LAUSANNE, Switzerland – Paul Hamm (search) fought to keep his Olympic gymnastics gold medal Monday during an 111/2-hour hearing before the sports world's highest court, and the panel adjourned without making a decision.
Three CAS arbitrators convened to hear the appeal from a South Korean who lost the gold medal in the all-around at the Athens Olympics (search) after a scoring error by the judges.
CAS general secretary Matthieu Reeb said the arbitrators — from Germany, Kenya and Britain — hoped to make a decision within the next two weeks.
Yang Tae-young (search) wants the court to order international gymnastics officials to change the rankings and give him the gold and Hamm the silver. Hamm and the U.S. Olympic Committee spent the hearing fighting Yang's appeal.
"I thought everything went very smoothly," Hamm said in a teleconference after the hearing. "It was a very fair hearing and everyone got the chance to say what they thought."
Yang, who finished with a bronze, was mistakenly docked 0.10 points on the start value of his next-to-last routine, the parallel bars. He finished third, 0.049 points behind Hamm, who became the first American man to win gymnastics' biggest prize.
With the extra 0.100, Yang would have finished 0.051 points ahead of Hamm. That, however, assumes everything in the final rotation would have played out the same way.
"The issue is whether this (mistake) affected the result," Reeb said.
South Korean officials declined comment following the hearing.
The USOC's lead attorney, Jeff Benz, said he argued three points:
— That the court could not make decisions on "field-of-play" issues — in other words, on judgment calls made by officials during the competition.
— That the South Koreans didn't protest in time for there to be any change in the results.
— That simply adding 0.1 points to Yang's score wouldn't give an accurate reflection of the results because there was another event to go after the disputed parallel bars, and nobody knows what would have happened had the scores been different heading in.
"We are confident we were able to express ourselves to arbitrators to the fullest extent possible in way they understood," Benz said.
The International Gymnastics Federation, known as FIG, acknowledged the scoring error and suspended three judges for the rest of the games. It said repeatedly it won't change the results because the South Koreans didn't file a protest in time.
FIG president Bruno Grandi confused the issue, however, when he sent a letter to Hamm asking him to surrender the medal voluntarily. In the letter, Grandi wrote, "The true winner of the all-around competition is Yang Tae-young."

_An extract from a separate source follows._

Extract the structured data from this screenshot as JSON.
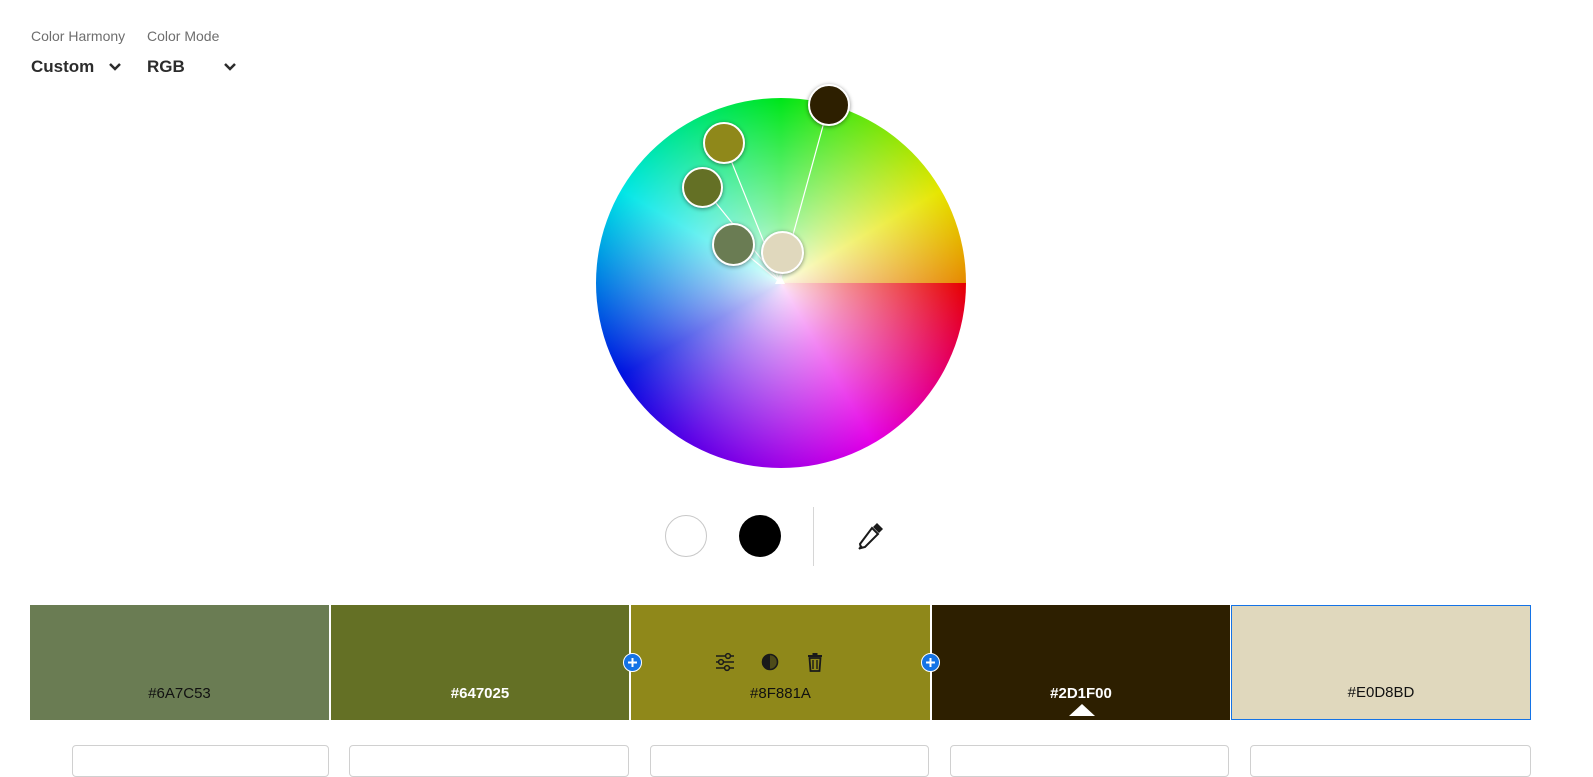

USA Gymnastics president Bob Colarossi said the competition should have been considered closed the moment the results were published.
"It's a bad precedent to look at field-of-play calls in court," he said. "There's a human element in sport. There are always going to be some things that happen that on review might have gone differently."
CAS traditionally does not involve itself in "field-of-play" decisions, but Yang had nowhere else to go. The USOC rejected the South Korean's plea for a duplicate gold medal and is spending about $300,000 to defend Hamm.
"We're extremely proud of what Paul accomplished," USOC spokesman Darryl Seibel said.
International Olympic Committee president Jacques Rogge also rejected an appeal from the South Koreans.
"Our position is extremely simple. The FIG has certified the result of the gymnastics competition. The IOC has awarded the medals according to the certified results," Rogge said last month. "Paul Hamm was declared the winner and therefore he has received the gold medal, and for us that is final."
FIG announced Friday it is recommending new rules in response to the gold medal debacle, including the immediate suspension of up to four years for judges who make scoring mistakes. FIG also wants to revise its code of points, an extensive guide to the difficulty value assigned to every move and combination of moves.
"The code of points must be totally revised," FIG spokesman Philippe Silacci told The Associated Press on Monday.
USA Gymnastics will recommend the use of video replay in the review of start values. The proposals will be considered by FIG next month in Turkey.